--- Description of the task ---
Retype the data exactly, skipping any picture in it.
┌──
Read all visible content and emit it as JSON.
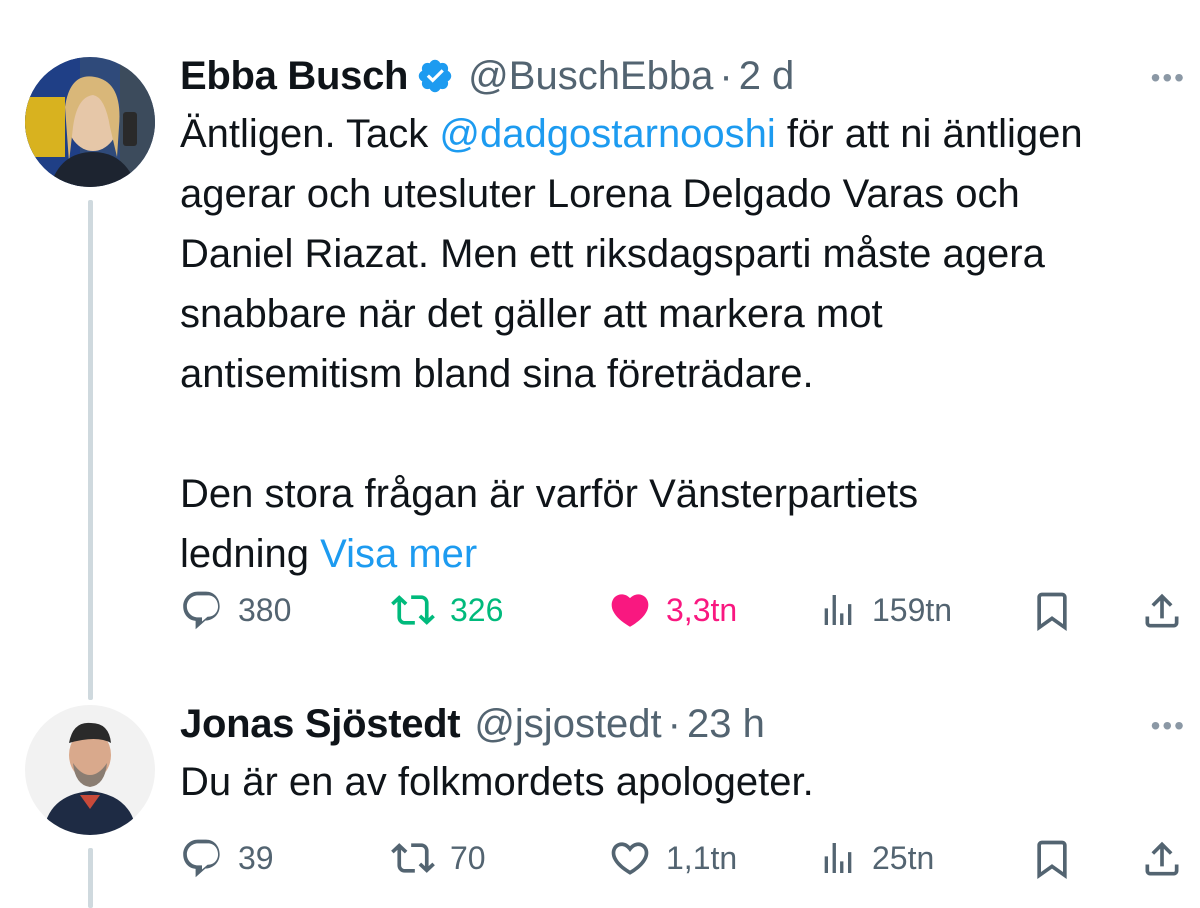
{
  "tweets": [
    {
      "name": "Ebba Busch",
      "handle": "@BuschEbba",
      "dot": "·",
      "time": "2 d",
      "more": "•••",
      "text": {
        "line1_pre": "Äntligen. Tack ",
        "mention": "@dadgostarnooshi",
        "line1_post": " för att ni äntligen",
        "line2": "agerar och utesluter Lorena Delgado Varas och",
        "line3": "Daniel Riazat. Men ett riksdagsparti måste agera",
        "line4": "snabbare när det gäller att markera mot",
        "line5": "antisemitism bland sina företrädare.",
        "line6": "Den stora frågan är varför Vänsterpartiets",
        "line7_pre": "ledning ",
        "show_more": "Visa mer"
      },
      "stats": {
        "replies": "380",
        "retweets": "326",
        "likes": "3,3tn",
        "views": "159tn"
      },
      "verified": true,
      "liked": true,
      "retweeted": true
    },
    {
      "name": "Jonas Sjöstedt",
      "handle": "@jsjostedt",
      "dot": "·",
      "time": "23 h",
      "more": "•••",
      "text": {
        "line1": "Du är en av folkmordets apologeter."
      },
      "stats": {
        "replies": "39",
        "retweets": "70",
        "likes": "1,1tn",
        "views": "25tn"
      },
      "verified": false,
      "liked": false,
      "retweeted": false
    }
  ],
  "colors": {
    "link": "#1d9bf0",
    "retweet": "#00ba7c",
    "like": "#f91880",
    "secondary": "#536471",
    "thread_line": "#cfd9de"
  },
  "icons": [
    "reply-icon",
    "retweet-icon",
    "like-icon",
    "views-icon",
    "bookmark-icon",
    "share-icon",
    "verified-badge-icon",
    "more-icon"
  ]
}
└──
--- Written solution ---
Read all visible content and emit it as JSON.
{
  "tweets": [
    {
      "name": "Ebba Busch",
      "handle": "@BuschEbba",
      "dot": "·",
      "time": "2 d",
      "more": "•••",
      "text": {
        "line1_pre": "Äntligen. Tack ",
        "mention": "@dadgostarnooshi",
        "line1_post": " för att ni äntligen",
        "line2": "agerar och utesluter Lorena Delgado Varas och",
        "line3": "Daniel Riazat. Men ett riksdagsparti måste agera",
        "line4": "snabbare när det gäller att markera mot",
        "line5": "antisemitism bland sina företrädare.",
        "line6": "Den stora frågan är varför Vänsterpartiets",
        "line7_pre": "ledning ",
        "show_more": "Visa mer"
      },
      "stats": {
        "replies": "380",
        "retweets": "326",
        "likes": "3,3tn",
        "views": "159tn"
      },
      "verified": true,
      "liked": true,
      "retweeted": true
    },
    {
      "name": "Jonas Sjöstedt",
      "handle": "@jsjostedt",
      "dot": "·",
      "time": "23 h",
      "more": "•••",
      "text": {
        "line1": "Du är en av folkmordets apologeter."
      },
      "stats": {
        "replies": "39",
        "retweets": "70",
        "likes": "1,1tn",
        "views": "25tn"
      },
      "verified": false,
      "liked": false,
      "retweeted": false
    }
  ],
  "colors": {
    "link": "#1d9bf0",
    "retweet": "#00ba7c",
    "like": "#f91880",
    "secondary": "#536471",
    "thread_line": "#cfd9de"
  },
  "icons": [
    "reply-icon",
    "retweet-icon",
    "like-icon",
    "views-icon",
    "bookmark-icon",
    "share-icon",
    "verified-badge-icon",
    "more-icon"
  ]
}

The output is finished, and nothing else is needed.